Cholera in Venezuela, Six Cases in Massachusetts
Following on the heels of an outbreak of cholera in Haiti, at least 35 cases have been confirmed in Venezuela, and six cases have been verified in Massachusetts. Countries in South and Central America have increased their vigilance against the intestinal disease.
Cholera cases have been linked to a wedding
According to health officials in the Dominican Republic, the patients who developed cholera were infected after they ate contaminated lobsters during a wedding reception held in that country. The wedding was attended by individuals from several other countries, and cases of cholera associated with the event have been verified in Venezuela, Mexico, Spain (Madrid), and the United States.
Cholera is an acute intestinal infection caused by eating food or drinking water that has been contaminated with the bacteria Vibrio cholera. The World Health Organization (WHO) notes that cholera has a short incubation period, from less than one day to five days, and that it produces an enterotoxin that causes severe, painless, water diarrhea that can rapidly lead to dehydration and death if it is not treated quickly. Some patients also experience vomiting.
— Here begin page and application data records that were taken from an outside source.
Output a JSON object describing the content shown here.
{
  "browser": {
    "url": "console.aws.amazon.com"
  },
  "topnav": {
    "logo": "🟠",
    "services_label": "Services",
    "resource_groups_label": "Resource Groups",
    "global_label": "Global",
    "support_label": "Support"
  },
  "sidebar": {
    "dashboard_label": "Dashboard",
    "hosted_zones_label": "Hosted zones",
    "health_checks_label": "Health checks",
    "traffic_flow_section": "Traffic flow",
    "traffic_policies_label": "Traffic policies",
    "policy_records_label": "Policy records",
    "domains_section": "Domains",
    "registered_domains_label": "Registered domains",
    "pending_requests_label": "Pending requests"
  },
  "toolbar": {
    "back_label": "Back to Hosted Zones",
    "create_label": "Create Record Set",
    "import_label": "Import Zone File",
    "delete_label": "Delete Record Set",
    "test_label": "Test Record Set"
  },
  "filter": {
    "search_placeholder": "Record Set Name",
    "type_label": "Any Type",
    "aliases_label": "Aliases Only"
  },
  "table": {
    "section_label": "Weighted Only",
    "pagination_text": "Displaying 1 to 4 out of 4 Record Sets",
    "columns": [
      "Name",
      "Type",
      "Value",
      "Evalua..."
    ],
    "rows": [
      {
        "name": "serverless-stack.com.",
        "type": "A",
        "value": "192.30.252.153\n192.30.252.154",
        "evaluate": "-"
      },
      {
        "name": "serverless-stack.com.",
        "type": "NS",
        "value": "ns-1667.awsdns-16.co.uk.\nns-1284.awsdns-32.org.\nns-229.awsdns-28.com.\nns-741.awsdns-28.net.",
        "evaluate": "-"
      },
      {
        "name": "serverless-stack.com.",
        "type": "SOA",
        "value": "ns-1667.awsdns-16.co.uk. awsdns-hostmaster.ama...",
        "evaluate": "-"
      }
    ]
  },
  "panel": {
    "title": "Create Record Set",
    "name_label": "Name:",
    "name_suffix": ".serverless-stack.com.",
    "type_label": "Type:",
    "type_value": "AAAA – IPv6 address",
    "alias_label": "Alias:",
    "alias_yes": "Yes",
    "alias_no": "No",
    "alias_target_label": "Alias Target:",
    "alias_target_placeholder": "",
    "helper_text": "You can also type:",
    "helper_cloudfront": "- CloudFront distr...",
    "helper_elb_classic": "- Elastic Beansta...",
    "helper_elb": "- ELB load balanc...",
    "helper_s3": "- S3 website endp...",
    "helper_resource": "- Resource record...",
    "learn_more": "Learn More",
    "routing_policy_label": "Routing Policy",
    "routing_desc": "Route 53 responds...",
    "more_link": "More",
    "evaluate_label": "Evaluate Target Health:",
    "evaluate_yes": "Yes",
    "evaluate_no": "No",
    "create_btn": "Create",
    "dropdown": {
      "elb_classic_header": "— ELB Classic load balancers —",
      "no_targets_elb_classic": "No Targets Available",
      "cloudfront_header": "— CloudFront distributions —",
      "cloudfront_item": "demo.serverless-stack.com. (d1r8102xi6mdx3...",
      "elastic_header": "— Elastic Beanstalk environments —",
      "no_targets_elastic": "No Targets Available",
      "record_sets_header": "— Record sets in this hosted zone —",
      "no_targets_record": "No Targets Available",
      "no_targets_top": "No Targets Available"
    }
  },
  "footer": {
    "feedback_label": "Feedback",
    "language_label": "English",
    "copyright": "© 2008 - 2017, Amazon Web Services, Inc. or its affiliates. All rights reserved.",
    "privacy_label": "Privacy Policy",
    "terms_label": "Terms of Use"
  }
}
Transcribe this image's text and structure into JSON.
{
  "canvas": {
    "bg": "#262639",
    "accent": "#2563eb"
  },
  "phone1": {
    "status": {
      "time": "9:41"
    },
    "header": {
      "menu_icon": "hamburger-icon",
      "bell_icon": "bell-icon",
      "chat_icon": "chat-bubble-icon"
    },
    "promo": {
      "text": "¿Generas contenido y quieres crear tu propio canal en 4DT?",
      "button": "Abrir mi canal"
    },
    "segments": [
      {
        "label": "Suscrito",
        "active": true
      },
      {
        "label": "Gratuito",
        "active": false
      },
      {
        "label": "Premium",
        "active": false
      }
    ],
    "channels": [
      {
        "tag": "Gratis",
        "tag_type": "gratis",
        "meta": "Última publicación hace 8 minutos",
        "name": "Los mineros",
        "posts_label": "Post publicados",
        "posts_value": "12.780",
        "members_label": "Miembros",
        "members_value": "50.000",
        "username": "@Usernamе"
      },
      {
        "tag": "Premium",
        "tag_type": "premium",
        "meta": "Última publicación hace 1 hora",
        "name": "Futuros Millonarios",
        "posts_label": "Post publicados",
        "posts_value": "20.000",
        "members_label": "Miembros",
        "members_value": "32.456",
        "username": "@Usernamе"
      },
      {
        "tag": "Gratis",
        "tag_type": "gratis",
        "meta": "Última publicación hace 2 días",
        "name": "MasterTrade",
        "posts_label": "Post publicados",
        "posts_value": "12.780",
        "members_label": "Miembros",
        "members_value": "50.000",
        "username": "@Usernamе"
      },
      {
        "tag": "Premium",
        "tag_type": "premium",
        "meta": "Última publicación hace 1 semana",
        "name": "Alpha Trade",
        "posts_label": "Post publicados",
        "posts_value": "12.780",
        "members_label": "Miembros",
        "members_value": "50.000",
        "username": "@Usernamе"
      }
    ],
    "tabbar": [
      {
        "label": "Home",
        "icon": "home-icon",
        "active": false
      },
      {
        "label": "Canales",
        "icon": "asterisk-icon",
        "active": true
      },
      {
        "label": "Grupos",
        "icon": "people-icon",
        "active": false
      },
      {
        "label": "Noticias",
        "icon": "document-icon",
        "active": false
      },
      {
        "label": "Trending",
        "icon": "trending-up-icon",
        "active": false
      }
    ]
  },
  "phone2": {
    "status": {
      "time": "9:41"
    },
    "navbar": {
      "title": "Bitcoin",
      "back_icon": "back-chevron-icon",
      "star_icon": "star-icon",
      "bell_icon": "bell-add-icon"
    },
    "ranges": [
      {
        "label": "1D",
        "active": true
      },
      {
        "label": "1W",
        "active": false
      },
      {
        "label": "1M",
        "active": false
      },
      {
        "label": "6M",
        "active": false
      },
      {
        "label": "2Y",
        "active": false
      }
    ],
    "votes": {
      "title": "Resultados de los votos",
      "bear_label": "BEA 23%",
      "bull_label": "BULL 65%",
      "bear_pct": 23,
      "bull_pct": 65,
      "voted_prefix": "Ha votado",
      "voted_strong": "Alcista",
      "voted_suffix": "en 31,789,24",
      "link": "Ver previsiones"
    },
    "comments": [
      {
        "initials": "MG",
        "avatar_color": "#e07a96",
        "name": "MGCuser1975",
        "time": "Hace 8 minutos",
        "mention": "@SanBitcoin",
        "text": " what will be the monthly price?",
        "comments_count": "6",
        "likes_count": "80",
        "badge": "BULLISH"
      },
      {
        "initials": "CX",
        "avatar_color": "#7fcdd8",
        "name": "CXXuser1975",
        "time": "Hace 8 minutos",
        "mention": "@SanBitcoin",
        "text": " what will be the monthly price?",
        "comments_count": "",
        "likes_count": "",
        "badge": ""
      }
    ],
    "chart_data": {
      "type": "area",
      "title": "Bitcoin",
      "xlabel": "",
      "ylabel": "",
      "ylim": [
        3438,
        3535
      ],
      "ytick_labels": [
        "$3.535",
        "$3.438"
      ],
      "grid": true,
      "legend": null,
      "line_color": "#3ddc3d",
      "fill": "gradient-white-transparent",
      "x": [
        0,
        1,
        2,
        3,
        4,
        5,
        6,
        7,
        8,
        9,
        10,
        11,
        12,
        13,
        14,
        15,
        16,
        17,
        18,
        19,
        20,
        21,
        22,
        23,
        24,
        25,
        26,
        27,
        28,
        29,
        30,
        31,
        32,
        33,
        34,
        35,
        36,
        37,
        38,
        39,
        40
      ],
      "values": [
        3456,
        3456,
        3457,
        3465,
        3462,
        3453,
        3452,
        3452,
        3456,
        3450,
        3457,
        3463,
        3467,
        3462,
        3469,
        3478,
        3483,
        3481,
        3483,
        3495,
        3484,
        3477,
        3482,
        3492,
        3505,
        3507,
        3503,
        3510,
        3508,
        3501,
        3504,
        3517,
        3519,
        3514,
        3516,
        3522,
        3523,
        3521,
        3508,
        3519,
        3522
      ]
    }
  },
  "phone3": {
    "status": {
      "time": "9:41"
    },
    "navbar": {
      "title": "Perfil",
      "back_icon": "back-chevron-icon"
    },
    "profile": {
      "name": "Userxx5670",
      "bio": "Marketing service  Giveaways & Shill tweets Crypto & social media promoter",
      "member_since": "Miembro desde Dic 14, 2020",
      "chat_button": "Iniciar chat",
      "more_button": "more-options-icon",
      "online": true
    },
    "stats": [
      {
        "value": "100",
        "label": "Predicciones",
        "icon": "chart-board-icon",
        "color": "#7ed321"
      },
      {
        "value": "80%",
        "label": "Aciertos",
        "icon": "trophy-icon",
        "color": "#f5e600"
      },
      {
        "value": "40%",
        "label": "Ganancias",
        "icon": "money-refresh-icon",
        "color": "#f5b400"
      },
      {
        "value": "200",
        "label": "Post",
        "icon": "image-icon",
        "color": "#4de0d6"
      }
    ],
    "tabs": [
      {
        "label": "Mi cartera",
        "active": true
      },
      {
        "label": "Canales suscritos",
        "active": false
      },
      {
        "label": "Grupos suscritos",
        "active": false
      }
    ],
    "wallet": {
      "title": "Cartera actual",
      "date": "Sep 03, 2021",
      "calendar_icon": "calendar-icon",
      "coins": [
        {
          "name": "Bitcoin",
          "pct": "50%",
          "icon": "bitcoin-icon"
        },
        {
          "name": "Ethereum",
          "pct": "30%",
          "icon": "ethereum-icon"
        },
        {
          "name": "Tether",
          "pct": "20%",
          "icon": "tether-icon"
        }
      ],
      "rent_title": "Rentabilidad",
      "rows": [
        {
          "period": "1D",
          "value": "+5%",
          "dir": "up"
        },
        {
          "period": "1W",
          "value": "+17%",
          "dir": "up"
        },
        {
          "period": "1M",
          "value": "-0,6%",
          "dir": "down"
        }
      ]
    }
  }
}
Cholera has been in the news recently because of an outbreak in Haiti. The Pan American Health Organization reports that as of January 16, 2011, approximately 195,000 cases of cholera had been reported and that 3,819 people had died of the disease in Haiti. In Haiti, cholera was a problem because of the earthquake, as a lack of proper water and sanitation led people to drink water from rivers.